§ Work item: Output all the entries below. Each must match exactly.

§ Provided records:
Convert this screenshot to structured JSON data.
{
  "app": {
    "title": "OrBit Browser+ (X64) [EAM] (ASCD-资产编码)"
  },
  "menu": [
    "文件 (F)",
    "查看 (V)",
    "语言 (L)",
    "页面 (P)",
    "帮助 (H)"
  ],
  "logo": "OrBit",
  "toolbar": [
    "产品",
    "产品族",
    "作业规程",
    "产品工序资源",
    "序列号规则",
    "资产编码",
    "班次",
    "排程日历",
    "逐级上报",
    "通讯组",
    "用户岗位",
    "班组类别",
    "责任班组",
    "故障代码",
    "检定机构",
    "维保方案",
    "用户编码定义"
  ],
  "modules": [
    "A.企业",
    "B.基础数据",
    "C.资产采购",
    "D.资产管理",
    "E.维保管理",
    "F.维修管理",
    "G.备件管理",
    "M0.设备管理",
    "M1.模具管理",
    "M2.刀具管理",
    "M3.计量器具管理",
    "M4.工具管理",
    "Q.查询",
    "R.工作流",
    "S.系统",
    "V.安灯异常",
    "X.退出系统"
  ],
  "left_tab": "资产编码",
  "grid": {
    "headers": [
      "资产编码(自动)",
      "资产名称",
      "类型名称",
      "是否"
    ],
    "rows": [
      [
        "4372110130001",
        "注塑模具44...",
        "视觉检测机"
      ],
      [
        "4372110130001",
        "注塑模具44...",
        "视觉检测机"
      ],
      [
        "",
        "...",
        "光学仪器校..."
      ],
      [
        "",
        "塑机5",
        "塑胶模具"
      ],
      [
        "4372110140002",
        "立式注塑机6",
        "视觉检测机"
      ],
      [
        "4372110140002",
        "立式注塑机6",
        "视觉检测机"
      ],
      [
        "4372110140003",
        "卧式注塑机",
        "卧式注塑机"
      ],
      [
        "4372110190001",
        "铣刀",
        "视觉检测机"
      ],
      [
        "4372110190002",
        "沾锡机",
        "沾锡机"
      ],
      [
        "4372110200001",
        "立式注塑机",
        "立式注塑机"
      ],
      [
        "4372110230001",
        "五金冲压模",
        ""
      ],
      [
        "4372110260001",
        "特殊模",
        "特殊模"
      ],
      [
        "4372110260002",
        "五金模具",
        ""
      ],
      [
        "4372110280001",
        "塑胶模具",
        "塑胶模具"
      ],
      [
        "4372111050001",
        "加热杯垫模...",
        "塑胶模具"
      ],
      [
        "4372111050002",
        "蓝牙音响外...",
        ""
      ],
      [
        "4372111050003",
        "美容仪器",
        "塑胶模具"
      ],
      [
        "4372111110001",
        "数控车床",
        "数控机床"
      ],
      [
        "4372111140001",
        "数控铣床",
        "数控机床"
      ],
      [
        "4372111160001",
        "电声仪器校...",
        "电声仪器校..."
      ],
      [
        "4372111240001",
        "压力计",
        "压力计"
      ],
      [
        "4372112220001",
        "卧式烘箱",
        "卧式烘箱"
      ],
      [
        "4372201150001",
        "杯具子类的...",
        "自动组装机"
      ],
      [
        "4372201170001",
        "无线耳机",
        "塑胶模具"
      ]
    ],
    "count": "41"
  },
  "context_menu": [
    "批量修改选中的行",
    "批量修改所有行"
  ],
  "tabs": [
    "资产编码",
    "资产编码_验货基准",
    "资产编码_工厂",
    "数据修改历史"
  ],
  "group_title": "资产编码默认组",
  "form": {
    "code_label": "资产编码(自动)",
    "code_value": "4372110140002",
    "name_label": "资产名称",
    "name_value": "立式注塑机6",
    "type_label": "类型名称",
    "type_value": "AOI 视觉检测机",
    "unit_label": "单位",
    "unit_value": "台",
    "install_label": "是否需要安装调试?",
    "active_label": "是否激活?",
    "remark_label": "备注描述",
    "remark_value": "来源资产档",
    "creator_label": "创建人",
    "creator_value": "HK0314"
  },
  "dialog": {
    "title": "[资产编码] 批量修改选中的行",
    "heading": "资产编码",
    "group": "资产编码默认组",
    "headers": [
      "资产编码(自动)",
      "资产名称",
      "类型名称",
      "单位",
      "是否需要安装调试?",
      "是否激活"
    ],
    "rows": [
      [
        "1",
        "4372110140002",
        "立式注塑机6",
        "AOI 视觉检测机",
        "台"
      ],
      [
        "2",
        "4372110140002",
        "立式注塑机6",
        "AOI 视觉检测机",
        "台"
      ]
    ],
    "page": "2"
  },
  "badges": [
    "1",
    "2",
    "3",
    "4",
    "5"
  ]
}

§ Answer box:
Convert this screenshot to structured JSON data.
{
  "app": {
    "title": "OrBit Browser+ (X64) [EAM] (ASCD-资产编码)"
  },
  "menu": [
    "文件 (F)",
    "查看 (V)",
    "语言 (L)",
    "页面 (P)",
    "帮助 (H)"
  ],
  "logo": "OrBit",
  "toolbar": [
    "产品",
    "产品族",
    "作业规程",
    "产品工序资源",
    "序列号规则",
    "资产编码",
    "班次",
    "排程日历",
    "逐级上报",
    "通讯组",
    "用户岗位",
    "班组类别",
    "责任班组",
    "故障代码",
    "检定机构",
    "维保方案",
    "用户编码定义"
  ],
  "modules": [
    "A.企业",
    "B.基础数据",
    "C.资产采购",
    "D.资产管理",
    "E.维保管理",
    "F.维修管理",
    "G.备件管理",
    "M0.设备管理",
    "M1.模具管理",
    "M2.刀具管理",
    "M3.计量器具管理",
    "M4.工具管理",
    "Q.查询",
    "R.工作流",
    "S.系统",
    "V.安灯异常",
    "X.退出系统"
  ],
  "left_tab": "资产编码",
  "grid": {
    "headers": [
      "资产编码(自动)",
      "资产名称",
      "类型名称",
      "是否"
    ],
    "rows": [
      [
        "4372110130001",
        "注塑模具44...",
        "视觉检测机"
      ],
      [
        "4372110130001",
        "注塑模具44...",
        "视觉检测机"
      ],
      [
        "",
        "...",
        "光学仪器校..."
      ],
      [
        "",
        "塑机5",
        "塑胶模具"
      ],
      [
        "4372110140002",
        "立式注塑机6",
        "视觉检测机"
      ],
      [
        "4372110140002",
        "立式注塑机6",
        "视觉检测机"
      ],
      [
        "4372110140003",
        "卧式注塑机",
        "卧式注塑机"
      ],
      [
        "4372110190001",
        "铣刀",
        "视觉检测机"
      ],
      [
        "4372110190002",
        "沾锡机",
        "沾锡机"
      ],
      [
        "4372110200001",
        "立式注塑机",
        "立式注塑机"
      ],
      [
        "4372110230001",
        "五金冲压模",
        ""
      ],
      [
        "4372110260001",
        "特殊模",
        "特殊模"
      ],
      [
        "4372110260002",
        "五金模具",
        ""
      ],
      [
        "4372110280001",
        "塑胶模具",
        "塑胶模具"
      ],
      [
        "4372111050001",
        "加热杯垫模...",
        "塑胶模具"
      ],
      [
        "4372111050002",
        "蓝牙音响外...",
        ""
      ],
      [
        "4372111050003",
        "美容仪器",
        "塑胶模具"
      ],
      [
        "4372111110001",
        "数控车床",
        "数控机床"
      ],
      [
        "4372111140001",
        "数控铣床",
        "数控机床"
      ],
      [
        "4372111160001",
        "电声仪器校...",
        "电声仪器校..."
      ],
      [
        "4372111240001",
        "压力计",
        "压力计"
      ],
      [
        "4372112220001",
        "卧式烘箱",
        "卧式烘箱"
      ],
      [
        "4372201150001",
        "杯具子类的...",
        "自动组装机"
      ],
      [
        "4372201170001",
        "无线耳机",
        "塑胶模具"
      ]
    ],
    "count": "41"
  },
  "context_menu": [
    "批量修改选中的行",
    "批量修改所有行"
  ],
  "tabs": [
    "资产编码",
    "资产编码_验货基准",
    "资产编码_工厂",
    "数据修改历史"
  ],
  "group_title": "资产编码默认组",
  "form": {
    "code_label": "资产编码(自动)",
    "code_value": "4372110140002",
    "name_label": "资产名称",
    "name_value": "立式注塑机6",
    "type_label": "类型名称",
    "type_value": "AOI 视觉检测机",
    "unit_label": "单位",
    "unit_value": "台",
    "install_label": "是否需要安装调试?",
    "active_label": "是否激活?",
    "remark_label": "备注描述",
    "remark_value": "来源资产档",
    "creator_label": "创建人",
    "creator_value": "HK0314"
  },
  "dialog": {
    "title": "[资产编码] 批量修改选中的行",
    "heading": "资产编码",
    "group": "资产编码默认组",
    "headers": [
      "资产编码(自动)",
      "资产名称",
      "类型名称",
      "单位",
      "是否需要安装调试?",
      "是否激活"
    ],
    "rows": [
      [
        "1",
        "4372110140002",
        "立式注塑机6",
        "AOI 视觉检测机",
        "台"
      ],
      [
        "2",
        "4372110140002",
        "立式注塑机6",
        "AOI 视觉检测机",
        "台"
      ]
    ],
    "page": "2"
  },
  "badges": [
    "1",
    "2",
    "3",
    "4",
    "5"
  ]
}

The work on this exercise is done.